» **Work order**: Nothing in the records may be dropped or altered when you repeat them.

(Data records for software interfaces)
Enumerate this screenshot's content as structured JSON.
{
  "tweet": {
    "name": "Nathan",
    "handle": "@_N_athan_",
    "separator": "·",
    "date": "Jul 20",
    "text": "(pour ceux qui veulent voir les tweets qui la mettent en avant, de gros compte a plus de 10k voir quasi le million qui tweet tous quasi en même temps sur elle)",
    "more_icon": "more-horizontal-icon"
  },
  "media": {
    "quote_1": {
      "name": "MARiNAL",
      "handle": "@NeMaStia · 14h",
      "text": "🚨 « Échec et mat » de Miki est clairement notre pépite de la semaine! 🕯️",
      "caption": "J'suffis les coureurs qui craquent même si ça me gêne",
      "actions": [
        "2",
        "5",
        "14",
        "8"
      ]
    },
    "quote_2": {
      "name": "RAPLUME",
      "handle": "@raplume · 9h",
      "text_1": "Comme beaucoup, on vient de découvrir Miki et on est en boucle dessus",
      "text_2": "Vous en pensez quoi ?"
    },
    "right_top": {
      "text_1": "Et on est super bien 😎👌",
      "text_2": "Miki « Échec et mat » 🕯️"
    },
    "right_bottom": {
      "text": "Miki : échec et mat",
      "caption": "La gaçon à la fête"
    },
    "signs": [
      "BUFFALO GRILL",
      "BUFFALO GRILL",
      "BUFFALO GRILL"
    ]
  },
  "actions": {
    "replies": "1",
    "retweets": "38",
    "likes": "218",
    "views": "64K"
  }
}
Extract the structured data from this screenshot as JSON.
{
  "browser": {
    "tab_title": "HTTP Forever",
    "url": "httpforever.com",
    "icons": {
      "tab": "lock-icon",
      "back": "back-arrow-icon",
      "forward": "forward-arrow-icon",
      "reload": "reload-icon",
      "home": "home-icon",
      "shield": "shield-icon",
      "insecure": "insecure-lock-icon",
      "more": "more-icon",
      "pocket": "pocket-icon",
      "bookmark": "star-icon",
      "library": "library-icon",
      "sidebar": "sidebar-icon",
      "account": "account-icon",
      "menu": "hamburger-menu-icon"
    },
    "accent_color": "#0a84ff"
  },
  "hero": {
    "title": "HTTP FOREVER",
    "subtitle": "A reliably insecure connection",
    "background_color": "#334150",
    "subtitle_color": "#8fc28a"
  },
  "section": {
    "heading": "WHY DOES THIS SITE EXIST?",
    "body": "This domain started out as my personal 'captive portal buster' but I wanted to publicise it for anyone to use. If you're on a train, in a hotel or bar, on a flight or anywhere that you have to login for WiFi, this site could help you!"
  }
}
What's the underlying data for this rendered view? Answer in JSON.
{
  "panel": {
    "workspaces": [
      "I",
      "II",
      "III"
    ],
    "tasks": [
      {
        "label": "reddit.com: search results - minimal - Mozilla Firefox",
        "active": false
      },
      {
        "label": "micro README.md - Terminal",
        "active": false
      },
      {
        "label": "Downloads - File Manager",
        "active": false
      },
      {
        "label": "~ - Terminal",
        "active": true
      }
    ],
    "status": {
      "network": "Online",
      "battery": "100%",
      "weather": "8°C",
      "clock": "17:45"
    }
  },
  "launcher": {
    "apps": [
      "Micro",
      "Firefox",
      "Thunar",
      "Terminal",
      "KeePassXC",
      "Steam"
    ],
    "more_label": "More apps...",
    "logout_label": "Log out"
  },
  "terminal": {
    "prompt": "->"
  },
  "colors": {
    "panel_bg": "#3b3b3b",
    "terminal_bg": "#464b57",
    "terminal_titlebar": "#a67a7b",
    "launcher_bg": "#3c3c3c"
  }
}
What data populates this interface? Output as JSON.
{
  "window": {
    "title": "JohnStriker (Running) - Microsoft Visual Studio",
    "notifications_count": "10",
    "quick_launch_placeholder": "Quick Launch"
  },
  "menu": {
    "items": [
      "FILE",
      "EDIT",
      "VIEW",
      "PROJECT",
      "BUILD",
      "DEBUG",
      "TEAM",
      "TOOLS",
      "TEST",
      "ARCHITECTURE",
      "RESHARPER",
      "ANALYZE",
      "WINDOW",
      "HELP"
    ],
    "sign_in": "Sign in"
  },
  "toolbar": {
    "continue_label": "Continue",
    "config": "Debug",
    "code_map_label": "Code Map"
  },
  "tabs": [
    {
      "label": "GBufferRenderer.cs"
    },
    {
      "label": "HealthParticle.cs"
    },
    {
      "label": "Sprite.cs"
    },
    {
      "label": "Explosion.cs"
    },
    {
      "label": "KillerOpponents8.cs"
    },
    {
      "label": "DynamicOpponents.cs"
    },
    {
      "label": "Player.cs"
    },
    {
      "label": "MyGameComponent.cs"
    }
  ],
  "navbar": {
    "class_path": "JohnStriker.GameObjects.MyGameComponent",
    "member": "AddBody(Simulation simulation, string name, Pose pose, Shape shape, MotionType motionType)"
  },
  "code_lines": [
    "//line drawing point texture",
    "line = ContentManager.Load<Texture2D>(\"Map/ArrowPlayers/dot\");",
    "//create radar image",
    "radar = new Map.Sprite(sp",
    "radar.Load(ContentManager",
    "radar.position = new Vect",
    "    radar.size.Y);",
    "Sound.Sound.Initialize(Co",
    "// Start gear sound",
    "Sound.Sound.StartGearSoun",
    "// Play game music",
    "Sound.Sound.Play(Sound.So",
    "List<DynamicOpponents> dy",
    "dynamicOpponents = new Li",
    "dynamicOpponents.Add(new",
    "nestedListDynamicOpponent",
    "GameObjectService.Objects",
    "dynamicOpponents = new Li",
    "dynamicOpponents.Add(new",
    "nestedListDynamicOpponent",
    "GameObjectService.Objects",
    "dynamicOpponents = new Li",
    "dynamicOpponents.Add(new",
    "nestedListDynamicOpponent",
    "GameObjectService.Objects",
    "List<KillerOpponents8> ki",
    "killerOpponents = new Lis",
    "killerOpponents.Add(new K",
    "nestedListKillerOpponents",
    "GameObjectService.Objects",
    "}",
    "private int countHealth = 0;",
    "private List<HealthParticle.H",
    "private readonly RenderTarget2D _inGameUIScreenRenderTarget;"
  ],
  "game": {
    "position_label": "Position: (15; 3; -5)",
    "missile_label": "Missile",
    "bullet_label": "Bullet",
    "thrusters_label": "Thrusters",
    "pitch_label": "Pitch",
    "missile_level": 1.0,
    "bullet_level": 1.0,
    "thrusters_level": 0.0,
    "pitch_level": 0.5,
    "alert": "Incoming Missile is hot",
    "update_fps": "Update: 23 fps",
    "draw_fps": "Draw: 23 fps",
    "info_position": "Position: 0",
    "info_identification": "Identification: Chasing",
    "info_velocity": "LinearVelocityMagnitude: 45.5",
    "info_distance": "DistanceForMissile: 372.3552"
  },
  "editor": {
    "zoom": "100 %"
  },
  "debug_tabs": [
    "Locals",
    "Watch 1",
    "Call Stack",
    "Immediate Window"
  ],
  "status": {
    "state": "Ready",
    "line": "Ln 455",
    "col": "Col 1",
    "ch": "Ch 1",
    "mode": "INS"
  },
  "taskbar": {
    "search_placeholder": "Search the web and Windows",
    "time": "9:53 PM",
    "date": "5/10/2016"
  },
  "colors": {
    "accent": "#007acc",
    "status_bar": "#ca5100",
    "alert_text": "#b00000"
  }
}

» **Solution for this task**:
Enumerate this screenshot's content as structured JSON.
{
  "tweet": {
    "name": "Nathan",
    "handle": "@_N_athan_",
    "separator": "·",
    "date": "Jul 20",
    "text": "(pour ceux qui veulent voir les tweets qui la mettent en avant, de gros compte a plus de 10k voir quasi le million qui tweet tous quasi en même temps sur elle)",
    "more_icon": "more-horizontal-icon"
  },
  "media": {
    "quote_1": {
      "name": "MARiNAL",
      "handle": "@NeMaStia · 14h",
      "text": "🚨 « Échec et mat » de Miki est clairement notre pépite de la semaine! 🕯️",
      "caption": "J'suffis les coureurs qui craquent même si ça me gêne",
      "actions": [
        "2",
        "5",
        "14",
        "8"
      ]
    },
    "quote_2": {
      "name": "RAPLUME",
      "handle": "@raplume · 9h",
      "text_1": "Comme beaucoup, on vient de découvrir Miki et on est en boucle dessus",
      "text_2": "Vous en pensez quoi ?"
    },
    "right_top": {
      "text_1": "Et on est super bien 😎👌",
      "text_2": "Miki « Échec et mat » 🕯️"
    },
    "right_bottom": {
      "text": "Miki : échec et mat",
      "caption": "La gaçon à la fête"
    },
    "signs": [
      "BUFFALO GRILL",
      "BUFFALO GRILL",
      "BUFFALO GRILL"
    ]
  },
  "actions": {
    "replies": "1",
    "retweets": "38",
    "likes": "218",
    "views": "64K"
  }
}
Extract the structured data from this screenshot as JSON.
{
  "browser": {
    "tab_title": "HTTP Forever",
    "url": "httpforever.com",
    "icons": {
      "tab": "lock-icon",
      "back": "back-arrow-icon",
      "forward": "forward-arrow-icon",
      "reload": "reload-icon",
      "home": "home-icon",
      "shield": "shield-icon",
      "insecure": "insecure-lock-icon",
      "more": "more-icon",
      "pocket": "pocket-icon",
      "bookmark": "star-icon",
      "library": "library-icon",
      "sidebar": "sidebar-icon",
      "account": "account-icon",
      "menu": "hamburger-menu-icon"
    },
    "accent_color": "#0a84ff"
  },
  "hero": {
    "title": "HTTP FOREVER",
    "subtitle": "A reliably insecure connection",
    "background_color": "#334150",
    "subtitle_color": "#8fc28a"
  },
  "section": {
    "heading": "WHY DOES THIS SITE EXIST?",
    "body": "This domain started out as my personal 'captive portal buster' but I wanted to publicise it for anyone to use. If you're on a train, in a hotel or bar, on a flight or anywhere that you have to login for WiFi, this site could help you!"
  }
}
What's the underlying data for this rendered view? Answer in JSON.
{
  "panel": {
    "workspaces": [
      "I",
      "II",
      "III"
    ],
    "tasks": [
      {
        "label": "reddit.com: search results - minimal - Mozilla Firefox",
        "active": false
      },
      {
        "label": "micro README.md - Terminal",
        "active": false
      },
      {
        "label": "Downloads - File Manager",
        "active": false
      },
      {
        "label": "~ - Terminal",
        "active": true
      }
    ],
    "status": {
      "network": "Online",
      "battery": "100%",
      "weather": "8°C",
      "clock": "17:45"
    }
  },
  "launcher": {
    "apps": [
      "Micro",
      "Firefox",
      "Thunar",
      "Terminal",
      "KeePassXC",
      "Steam"
    ],
    "more_label": "More apps...",
    "logout_label": "Log out"
  },
  "terminal": {
    "prompt": "->"
  },
  "colors": {
    "panel_bg": "#3b3b3b",
    "terminal_bg": "#464b57",
    "terminal_titlebar": "#a67a7b",
    "launcher_bg": "#3c3c3c"
  }
}
What data populates this interface? Output as JSON.
{
  "window": {
    "title": "JohnStriker (Running) - Microsoft Visual Studio",
    "notifications_count": "10",
    "quick_launch_placeholder": "Quick Launch"
  },
  "menu": {
    "items": [
      "FILE",
      "EDIT",
      "VIEW",
      "PROJECT",
      "BUILD",
      "DEBUG",
      "TEAM",
      "TOOLS",
      "TEST",
      "ARCHITECTURE",
      "RESHARPER",
      "ANALYZE",
      "WINDOW",
      "HELP"
    ],
    "sign_in": "Sign in"
  },
  "toolbar": {
    "continue_label": "Continue",
    "config": "Debug",
    "code_map_label": "Code Map"
  },
  "tabs": [
    {
      "label": "GBufferRenderer.cs"
    },
    {
      "label": "HealthParticle.cs"
    },
    {
      "label": "Sprite.cs"
    },
    {
      "label": "Explosion.cs"
    },
    {
      "label": "KillerOpponents8.cs"
    },
    {
      "label": "DynamicOpponents.cs"
    },
    {
      "label": "Player.cs"
    },
    {
      "label": "MyGameComponent.cs"
    }
  ],
  "navbar": {
    "class_path": "JohnStriker.GameObjects.MyGameComponent",
    "member": "AddBody(Simulation simulation, string name, Pose pose, Shape shape, MotionType motionType)"
  },
  "code_lines": [
    "//line drawing point texture",
    "line = ContentManager.Load<Texture2D>(\"Map/ArrowPlayers/dot\");",
    "//create radar image",
    "radar = new Map.Sprite(sp",
    "radar.Load(ContentManager",
    "radar.position = new Vect",
    "    radar.size.Y);",
    "Sound.Sound.Initialize(Co",
    "// Start gear sound",
    "Sound.Sound.StartGearSoun",
    "// Play game music",
    "Sound.Sound.Play(Sound.So",
    "List<DynamicOpponents> dy",
    "dynamicOpponents = new Li",
    "dynamicOpponents.Add(new",
    "nestedListDynamicOpponent",
    "GameObjectService.Objects",
    "dynamicOpponents = new Li",
    "dynamicOpponents.Add(new",
    "nestedListDynamicOpponent",
    "GameObjectService.Objects",
    "dynamicOpponents = new Li",
    "dynamicOpponents.Add(new",
    "nestedListDynamicOpponent",
    "GameObjectService.Objects",
    "List<KillerOpponents8> ki",
    "killerOpponents = new Lis",
    "killerOpponents.Add(new K",
    "nestedListKillerOpponents",
    "GameObjectService.Objects",
    "}",
    "private int countHealth = 0;",
    "private List<HealthParticle.H",
    "private readonly RenderTarget2D _inGameUIScreenRenderTarget;"
  ],
  "game": {
    "position_label": "Position: (15; 3; -5)",
    "missile_label": "Missile",
    "bullet_label": "Bullet",
    "thrusters_label": "Thrusters",
    "pitch_label": "Pitch",
    "missile_level": 1.0,
    "bullet_level": 1.0,
    "thrusters_level": 0.0,
    "pitch_level": 0.5,
    "alert": "Incoming Missile is hot",
    "update_fps": "Update: 23 fps",
    "draw_fps": "Draw: 23 fps",
    "info_position": "Position: 0",
    "info_identification": "Identification: Chasing",
    "info_velocity": "LinearVelocityMagnitude: 45.5",
    "info_distance": "DistanceForMissile: 372.3552"
  },
  "editor": {
    "zoom": "100 %"
  },
  "debug_tabs": [
    "Locals",
    "Watch 1",
    "Call Stack",
    "Immediate Window"
  ],
  "status": {
    "state": "Ready",
    "line": "Ln 455",
    "col": "Col 1",
    "ch": "Ch 1",
    "mode": "INS"
  },
  "taskbar": {
    "search_placeholder": "Search the web and Windows",
    "time": "9:53 PM",
    "date": "5/10/2016"
  },
  "colors": {
    "accent": "#007acc",
    "status_bar": "#ca5100",
    "alert_text": "#b00000"
  }
}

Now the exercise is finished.